# TRY IT
Please print the whole listing below exactly as it stands.
---
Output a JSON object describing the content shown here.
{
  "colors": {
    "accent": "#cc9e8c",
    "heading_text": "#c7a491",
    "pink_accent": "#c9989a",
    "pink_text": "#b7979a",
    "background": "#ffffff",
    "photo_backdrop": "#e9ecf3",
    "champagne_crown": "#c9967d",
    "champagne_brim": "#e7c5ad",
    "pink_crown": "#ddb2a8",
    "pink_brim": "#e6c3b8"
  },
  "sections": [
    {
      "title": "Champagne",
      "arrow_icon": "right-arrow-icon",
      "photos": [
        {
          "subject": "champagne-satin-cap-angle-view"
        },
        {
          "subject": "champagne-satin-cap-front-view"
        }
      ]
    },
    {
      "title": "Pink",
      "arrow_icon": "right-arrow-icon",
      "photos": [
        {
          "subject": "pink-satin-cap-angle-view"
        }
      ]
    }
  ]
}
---
# WRITTEN SOLUTION
Output a JSON object describing the content shown here.
{
  "colors": {
    "accent": "#cc9e8c",
    "heading_text": "#c7a491",
    "pink_accent": "#c9989a",
    "pink_text": "#b7979a",
    "background": "#ffffff",
    "photo_backdrop": "#e9ecf3",
    "champagne_crown": "#c9967d",
    "champagne_brim": "#e7c5ad",
    "pink_crown": "#ddb2a8",
    "pink_brim": "#e6c3b8"
  },
  "sections": [
    {
      "title": "Champagne",
      "arrow_icon": "right-arrow-icon",
      "photos": [
        {
          "subject": "champagne-satin-cap-angle-view"
        },
        {
          "subject": "champagne-satin-cap-front-view"
        }
      ]
    },
    {
      "title": "Pink",
      "arrow_icon": "right-arrow-icon",
      "photos": [
        {
          "subject": "pink-satin-cap-angle-view"
        }
      ]
    }
  ]
}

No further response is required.